(123 S. E. 753). The owner of land owes a duty to an invitee to [exercise ordinary care to] protect him against injury, and he must [exercise ordinary care to] keep the premises free from pitfalls and mantraps (Mandeville Mills v. Dale, supra; Rollestone v. Cassirer & Co., supra); and the owner of premises is liable for injuries resulting from dangerous conditions existing on the premises [as the result of his failure to exercise ordinary care] (Southern Paramount Pictures Co. v. Gaulding, 24 Ga. App. 478
, 101 S. E. 311; Crossgrove v. A.C.L.R. Co., 30 Ga. App. 462
, 118 S. E. 694; Cuthbert v. Schofield, 35 Ga. App. 443
, 133 S. E. 303; Wynne v. Southern Bell Telephone &c. Co., 159 Ga. 623
, 126 S. E. 388); or from injuries received as a result of defective construction (Ross v. Jackson, 123 Ga. 657
, 51 S. E. 578). Constructive knowledge of any defect causing an injury is sufficient to charge the defendant with liability therefor. Atlanta Paper Co. v. Sigmon, 82 Ga. App. 730
, 733 (62 S. E. 2d 363). A slight deviation by the plaintiff from the exact route that he would ordinarily take in entering on or leaving the defendant's premises does not render the invitee a trespasser nor relieve the defendant from its duty to protect him from hidden danger (Smith v. Seawright, 33 Ga. App. 336
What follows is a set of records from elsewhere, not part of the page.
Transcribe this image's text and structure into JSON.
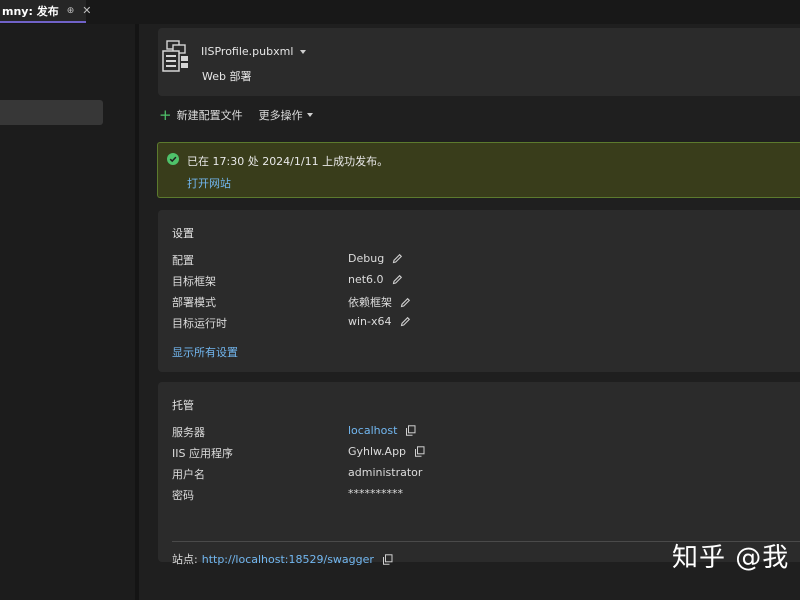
{
  "tab": {
    "title": "mny: 发布",
    "pin_glyph": "⊕",
    "close_glyph": "✕"
  },
  "profile": {
    "name": "IISProfile.pubxml",
    "subtitle": "Web 部署"
  },
  "toolbar": {
    "new_profile_label": "新建配置文件",
    "more_actions_label": "更多操作"
  },
  "status": {
    "message": "已在 17:30 处 2024/1/11 上成功发布。",
    "link_label": "打开网站",
    "color": "#4fc26a"
  },
  "settings": {
    "title": "设置",
    "rows": [
      {
        "label": "配置",
        "value": "Debug"
      },
      {
        "label": "目标框架",
        "value": "net6.0"
      },
      {
        "label": "部署模式",
        "value": "依赖框架"
      },
      {
        "label": "目标运行时",
        "value": "win-x64"
      }
    ],
    "show_all_label": "显示所有设置"
  },
  "hosting": {
    "title": "托管",
    "rows": [
      {
        "label": "服务器",
        "value": "localhost"
      },
      {
        "label": "IIS 应用程序",
        "value": "Gyhlw.App"
      },
      {
        "label": "用户名",
        "value": "administrator"
      },
      {
        "label": "密码",
        "value": "**********"
      }
    ],
    "site_label": "站点:",
    "site_url": "http://localhost:18529/swagger"
  },
  "watermark": "知乎 @我",
  "colors": {
    "accent": "#7062c8",
    "link": "#72b7f0",
    "success_bg": "#393d1b",
    "success_border": "#5c7a2e",
    "card_bg": "#2b2b2b"
  },
  "icons": {
    "profile": "server-icon",
    "status": "check-circle-icon",
    "edit": "pencil-icon",
    "copy": "copy-icon",
    "add": "plus-icon",
    "more": "chevron-down-icon"
  }
}
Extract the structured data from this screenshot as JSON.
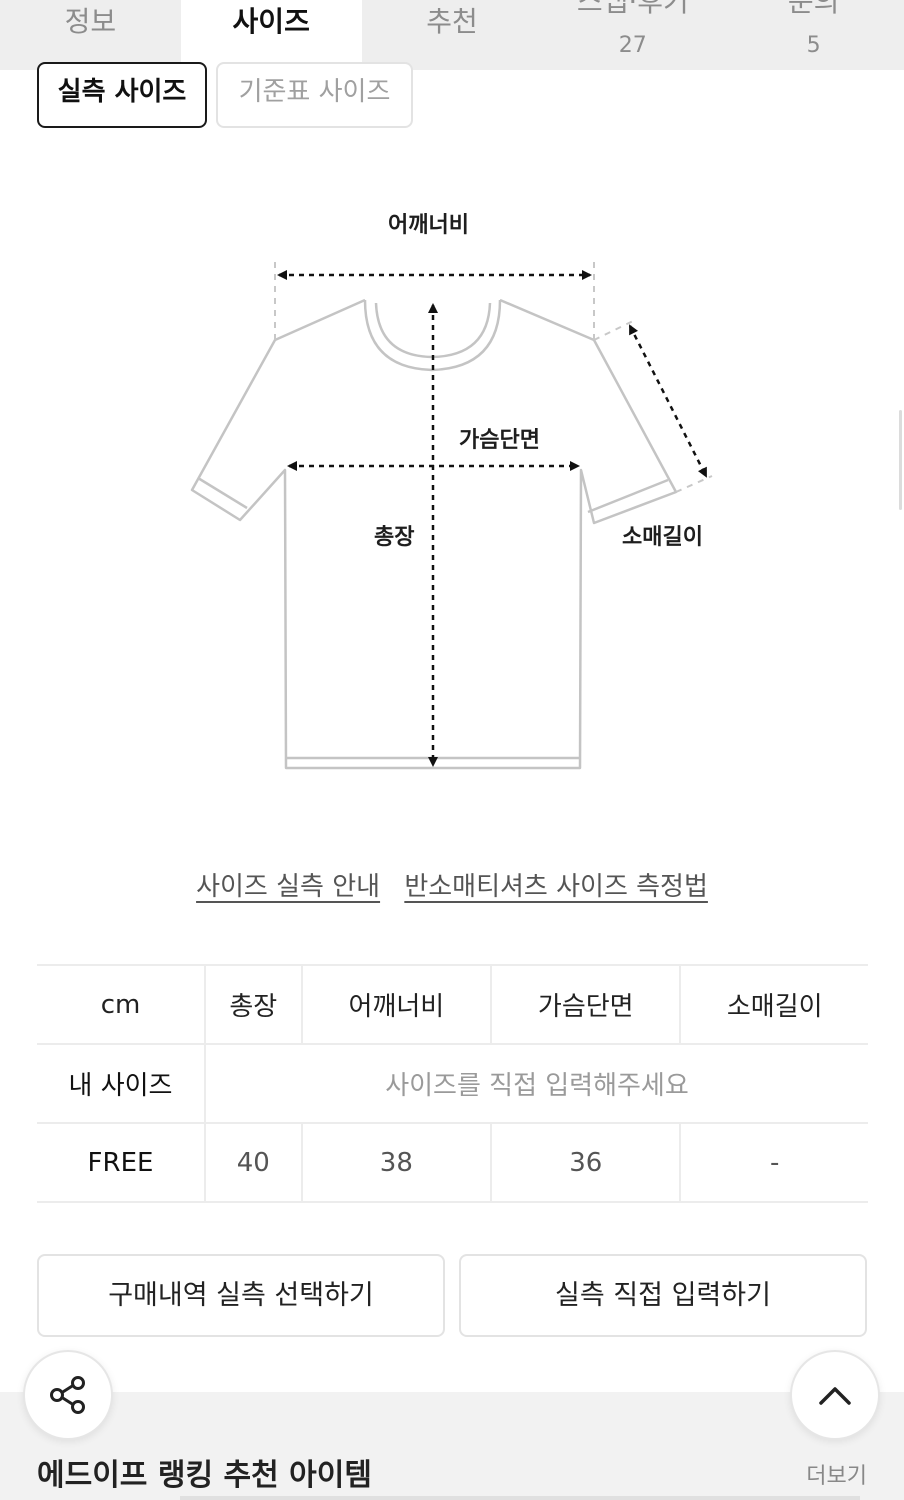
{
  "tabs": [
    {
      "label": "정보",
      "count": null
    },
    {
      "label": "사이즈",
      "count": null,
      "active": true
    },
    {
      "label": "추천",
      "count": null
    },
    {
      "label": "스냅·후기",
      "count": "27"
    },
    {
      "label": "문의",
      "count": "5"
    }
  ],
  "size_toggle": {
    "actual": "실측 사이즈",
    "standard": "기준표 사이즈"
  },
  "diagram": {
    "shoulder": "어깨너비",
    "chest": "가슴단면",
    "length": "총장",
    "sleeve": "소매길이"
  },
  "links": {
    "guide": "사이즈 실측 안내",
    "method": "반소매티셔츠 사이즈 측정법"
  },
  "table": {
    "headers": [
      "cm",
      "총장",
      "어깨너비",
      "가슴단면",
      "소매길이"
    ],
    "my_size": {
      "label": "내 사이즈",
      "placeholder": "사이즈를 직접 입력해주세요"
    },
    "rows": [
      {
        "size": "FREE",
        "values": [
          "40",
          "38",
          "36",
          "-"
        ]
      }
    ]
  },
  "buttons": {
    "history": "구매내역 실측 선택하기",
    "direct": "실측 직접 입력하기"
  },
  "recommend": {
    "title": "에드이프 랭킹 추천 아이템",
    "more": "더보기"
  },
  "icons": {
    "share": "share-icon",
    "top": "chevron-up-icon"
  }
}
, 126 S. E. 301; Greenfield v. Watson, 54 Ga. App. 9
, 187 S. E. 183); and the duty of the plaintiff to exercise ordinary care to avoid the consequences of the defendant's negligence does not arise until he becomes aware of such negligence or in the exercise of ordinary care should have become aware of it. Western & Atlantic R. Co. v. Ferguson, 113 Ga. 708
(39 S. E. 306, 54 L. R. A. 802)." (Matter in brackets added). Shannon v. Bigelow-Sanford Carpet Co., 96 Ga. App. 458
, 461 (100 S. E. 2d 478).
The defendant being charged with this duty, it is immaterial, therefore, who removed the manhole cover, if the defendant, in the exercise o-f ordinary care, should have discovered that it had been removed and should have either replaced it or placed barricades or warning lights around it. Whether the defendant exercised the requisite care under these circumstances was a jury question. Likewise, whether the failure of the defendant to exercise ordinary care in these particulars, if in fact it did so fail, was the proximate cause of Mr. Harvill's injuries, and whether he was guilty of such contributory negligence in failing to observe the hazard before stepping into it as to be barred of a recovery were also jury questions and none of these questions should have been decided by the court by directing a verdict unless the evidence with all its reasonable inferences and deductions pointed to but one result. McLamb & Co. v. Lambert- son, 4 Ga. App. 553 (4) (62 S. E. 107); Lay-Hall Grocery Co. v. Johns, 173 Ga. 695 (161 S. E. 354).
The evidence in this case was conflicting, but it did not demand a verdict for the defendant, and it follows that the trial court erred in directing a verdict for the defendant.
Judgment reversed. Gardner, P. J., Townsend and Frankum, JJ., concur.